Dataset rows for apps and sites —
- Opening Delimiter -
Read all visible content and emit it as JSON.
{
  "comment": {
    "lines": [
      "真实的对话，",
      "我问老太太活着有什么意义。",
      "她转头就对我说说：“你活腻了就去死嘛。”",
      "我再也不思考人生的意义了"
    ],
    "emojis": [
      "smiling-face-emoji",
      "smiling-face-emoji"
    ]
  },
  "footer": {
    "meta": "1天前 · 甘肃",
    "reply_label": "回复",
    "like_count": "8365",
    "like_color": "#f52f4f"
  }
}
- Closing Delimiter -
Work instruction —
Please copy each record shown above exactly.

Exercise solution —
Read all visible content and emit it as JSON.
{
  "comment": {
    "lines": [
      "真实的对话，",
      "我问老太太活着有什么意义。",
      "她转头就对我说说：“你活腻了就去死嘛。”",
      "我再也不思考人生的意义了"
    ],
    "emojis": [
      "smiling-face-emoji",
      "smiling-face-emoji"
    ]
  },
  "footer": {
    "meta": "1天前 · 甘肃",
    "reply_label": "回复",
    "like_count": "8365",
    "like_color": "#f52f4f"
  }
}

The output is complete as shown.